**Problem to work on:**
The records must be retyped exactly, with no pictures included.

The data Block Start

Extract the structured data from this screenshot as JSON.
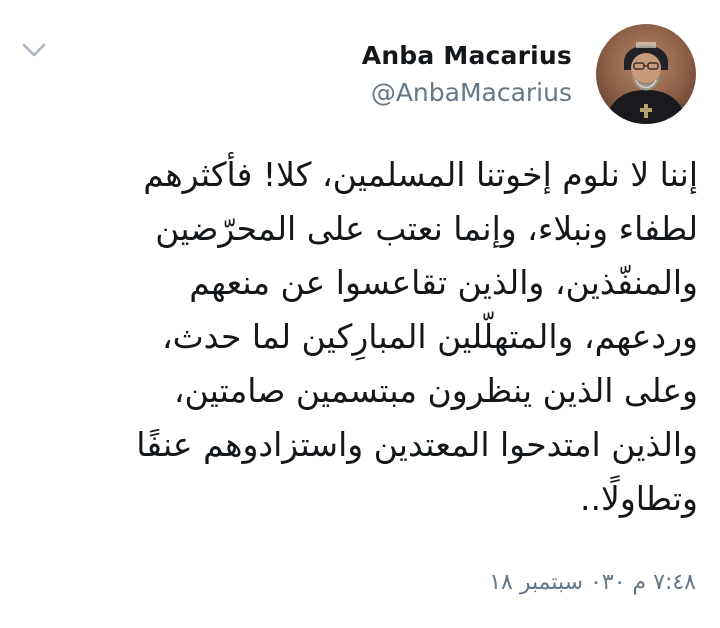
{
  "tweet": {
    "display_name": "Anba Macarius",
    "handle": "@AnbaMacarius",
    "lines": [
      "إننا لا نلوم إخوتنا المسلمين، كلا! فأكثرهم",
      "لطفاء ونبلاء، وإنما نعتب على المحرّضين",
      "والمنفّذين،  والذين تقاعسوا عن منعهم",
      "وردعهم، والمتهلّلين المبارِكين لما حدث،",
      "وعلى الذين ينظرون مبتسمين صامتين،",
      "والذين امتدحوا المعتدين واستزادوهم عنفًا",
      "وتطاولًا.."
    ],
    "timestamp": "٧:٤٨ م ٠٣٠ سبتمبر ١٨"
  },
  "icons": {
    "menu": "chevron-down-icon",
    "avatar": "avatar-image"
  },
  "colors": {
    "text": "#14171a",
    "secondary": "#657786",
    "chevron": "#aab8c2"
  }
}
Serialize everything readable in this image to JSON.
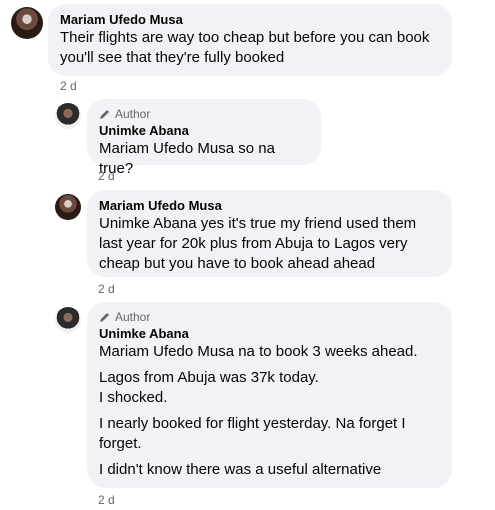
{
  "comments": [
    {
      "author": "Mariam Ufedo Musa",
      "badge": "",
      "lines": [
        "Their flights are way too cheap but before you can book",
        "you'll see that they're fully booked"
      ],
      "time": "2 d"
    },
    {
      "author": "Unimke Abana",
      "badge": "Author",
      "lines": [
        "Mariam Ufedo Musa so na true?"
      ],
      "time": "2 d"
    },
    {
      "author": "Mariam Ufedo Musa",
      "badge": "",
      "lines": [
        "Unimke Abana yes it's true my friend used them",
        "last year for 20k plus from Abuja to Lagos very",
        "cheap but you have to book ahead ahead"
      ],
      "time": "2 d"
    },
    {
      "author": "Unimke Abana",
      "badge": "Author",
      "paragraphs": [
        "Mariam Ufedo Musa na to book 3 weeks ahead.",
        "Lagos from Abuja was 37k today.\nI shocked.",
        "I nearly booked for flight yesterday. Na forget I\nforget.",
        "I didn't know there was a useful alternative"
      ],
      "time": "2 d"
    }
  ]
}
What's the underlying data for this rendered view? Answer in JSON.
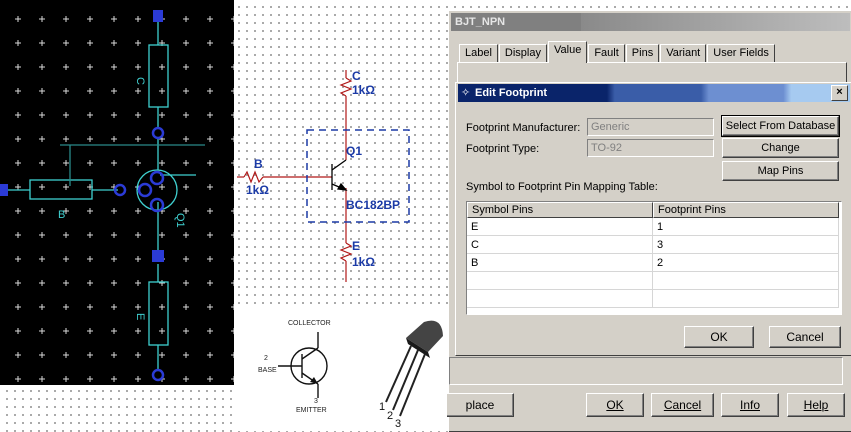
{
  "pcb": {
    "labels": [
      "C",
      "B",
      "Q1",
      "E"
    ]
  },
  "schematic": {
    "collector_name": "C",
    "collector_value": "1kΩ",
    "base_name": "B",
    "base_value": "1kΩ",
    "transistor_ref": "Q1",
    "transistor_part": "BC182BP",
    "emitter_name": "E",
    "emitter_value": "1kΩ"
  },
  "pinout": {
    "collector": "COLLECTOR",
    "base_num": "2",
    "base": "BASE",
    "emitter_num": "3",
    "emitter": "EMITTER",
    "pin_numbers": [
      "1",
      "2",
      "3"
    ]
  },
  "back_dialog": {
    "title": "BJT_NPN",
    "tabs": [
      {
        "label": "Label",
        "active": false
      },
      {
        "label": "Display",
        "active": false
      },
      {
        "label": "Value",
        "active": true
      },
      {
        "label": "Fault",
        "active": false
      },
      {
        "label": "Pins",
        "active": false
      },
      {
        "label": "Variant",
        "active": false
      },
      {
        "label": "User Fields",
        "active": false
      }
    ],
    "replace_partial": "place",
    "ok_label": "OK",
    "cancel_label": "Cancel",
    "info_label": "Info",
    "help_label": "Help"
  },
  "edit_footprint": {
    "title": "Edit Footprint",
    "close": "×",
    "manufacturer_label": "Footprint Manufacturer:",
    "manufacturer_value": "Generic",
    "type_label": "Footprint Type:",
    "type_value": "TO-92",
    "select_db_label": "Select From Database",
    "change_label": "Change",
    "map_pins_label": "Map Pins",
    "table_label": "Symbol to Footprint Pin Mapping Table:",
    "table": {
      "columns": [
        "Symbol Pins",
        "Footprint Pins"
      ],
      "rows": [
        [
          "E",
          "1"
        ],
        [
          "C",
          "3"
        ],
        [
          "B",
          "2"
        ],
        [
          "",
          ""
        ],
        [
          "",
          ""
        ]
      ]
    },
    "ok_label": "OK",
    "cancel_label": "Cancel"
  },
  "colors": {
    "pcb_bg": "#000000",
    "pcb_cyan": "#3fd0d0",
    "pcb_blue": "#2b3bd6",
    "schematic_wire": "#b01818",
    "schematic_text": "#1b3aa6",
    "titlebar_blue": "#0a246a",
    "dialog_gray": "#d4d0c8"
  }
}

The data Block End

**Written solution:**
Extract the structured data from this screenshot as JSON.
{
  "tweet": {
    "display_name": "Anba Macarius",
    "handle": "@AnbaMacarius",
    "lines": [
      "إننا لا نلوم إخوتنا المسلمين، كلا! فأكثرهم",
      "لطفاء ونبلاء، وإنما نعتب على المحرّضين",
      "والمنفّذين،  والذين تقاعسوا عن منعهم",
      "وردعهم، والمتهلّلين المبارِكين لما حدث،",
      "وعلى الذين ينظرون مبتسمين صامتين،",
      "والذين امتدحوا المعتدين واستزادوهم عنفًا",
      "وتطاولًا.."
    ],
    "timestamp": "٧:٤٨ م ٠٣٠ سبتمبر ١٨"
  },
  "icons": {
    "menu": "chevron-down-icon",
    "avatar": "avatar-image"
  },
  "colors": {
    "text": "#14171a",
    "secondary": "#657786",
    "chevron": "#aab8c2"
  }
}
Serialize everything readable in this image to JSON.
{
  "comments": [
    {
      "author": "Mariam Ufedo Musa",
      "badge": "",
      "lines": [
        "Their flights are way too cheap but before you can book",
        "you'll see that they're fully booked"
      ],
      "time": "2 d"
    },
    {
      "author": "Unimke Abana",
      "badge": "Author",
      "lines": [
        "Mariam Ufedo Musa so na true?"
      ],
      "time": "2 d"
    },
    {
      "author": "Mariam Ufedo Musa",
      "badge": "",
      "lines": [
        "Unimke Abana yes it's true my friend used them",
        "last year for 20k plus from Abuja to Lagos very",
        "cheap but you have to book ahead ahead"
      ],
      "time": "2 d"
    },
    {
      "author": "Unimke Abana",
      "badge": "Author",
      "paragraphs": [
        "Mariam Ufedo Musa na to book 3 weeks ahead.",
        "Lagos from Abuja was 37k today.\nI shocked.",
        "I nearly booked for flight yesterday. Na forget I\nforget.",
        "I didn't know there was a useful alternative"
      ],
      "time": "2 d"
    }
  ]
}
What's the underlying data for this rendered view? Answer in JSON.
{
  "pcb": {
    "labels": [
      "C",
      "B",
      "Q1",
      "E"
    ]
  },
  "schematic": {
    "collector_name": "C",
    "collector_value": "1kΩ",
    "base_name": "B",
    "base_value": "1kΩ",
    "transistor_ref": "Q1",
    "transistor_part": "BC182BP",
    "emitter_name": "E",
    "emitter_value": "1kΩ"
  },
  "pinout": {
    "collector": "COLLECTOR",
    "base_num": "2",
    "base": "BASE",
    "emitter_num": "3",
    "emitter": "EMITTER",
    "pin_numbers": [
      "1",
      "2",
      "3"
    ]
  },
  "back_dialog": {
    "title": "BJT_NPN",
    "tabs": [
      {
        "label": "Label",
        "active": false
      },
      {
        "label": "Display",
        "active": false
      },
      {
        "label": "Value",
        "active": true
      },
      {
        "label": "Fault",
        "active": false
      },
      {
        "label": "Pins",
        "active": false
      },
      {
        "label": "Variant",
        "active": false
      },
      {
        "label": "User Fields",
        "active": false
      }
    ],
    "replace_partial": "place",
    "ok_label": "OK",
    "cancel_label": "Cancel",
    "info_label": "Info",
    "help_label": "Help"
  },
  "edit_footprint": {
    "title": "Edit Footprint",
    "close": "×",
    "manufacturer_label": "Footprint Manufacturer:",
    "manufacturer_value": "Generic",
    "type_label": "Footprint Type:",
    "type_value": "TO-92",
    "select_db_label": "Select From Database",
    "change_label": "Change",
    "map_pins_label": "Map Pins",
    "table_label": "Symbol to Footprint Pin Mapping Table:",
    "table": {
      "columns": [
        "Symbol Pins",
        "Footprint Pins"
      ],
      "rows": [
        [
          "E",
          "1"
        ],
        [
          "C",
          "3"
        ],
        [
          "B",
          "2"
        ],
        [
          "",
          ""
        ],
        [
          "",
          ""
        ]
      ]
    },
    "ok_label": "OK",
    "cancel_label": "Cancel"
  },
  "colors": {
    "pcb_bg": "#000000",
    "pcb_cyan": "#3fd0d0",
    "pcb_blue": "#2b3bd6",
    "schematic_wire": "#b01818",
    "schematic_text": "#1b3aa6",
    "titlebar_blue": "#0a246a",
    "dialog_gray": "#d4d0c8"
  }
}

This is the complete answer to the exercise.